Servos/motors have different current rates e.g. idle, torque stall, peak, inrush.
Some setups don't accommodate the Inrush/Peak current. Inrush Current is commonly used to describe the current that is required to energize an AC powered device when first applying voltage and power to it. If you have all your servos moving at same time you have a Inrush current during a brief period.
Some batteries have high discharges rates for example a lipo battery with 1000 mAh and a C=20 can handle 20 amps, but a niMH (AA) can't handle 20 Amps so the battery plays an important role.
And last not all fuses are equal there are quick-acting and time-lag (slow) a slow fuse can handle as much as 10 times the current for a brief period before blowing up...
Without knowing all details we can't make assumptions.

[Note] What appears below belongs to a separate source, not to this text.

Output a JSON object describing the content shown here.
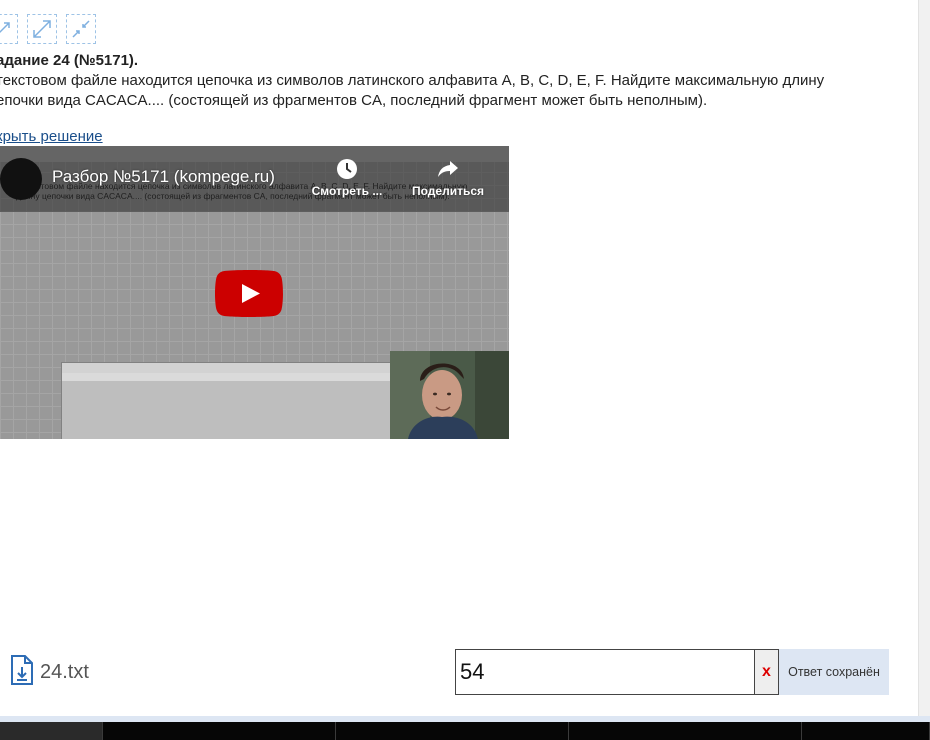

If you have questions regarding the EZ-B v4 manufactured by EZ-Robot, then you can visit their website at www.ez-robot.com to contact them directly. Otherwise, the opensource hardware and software for the EZ-B v4 design is available in the Synthian GitHub link at the footer of this website. Lastly, there's a number of supported hardware platforms for ARC in the Getting Started link on this website. Many options to ensure you experience positive results with your product development.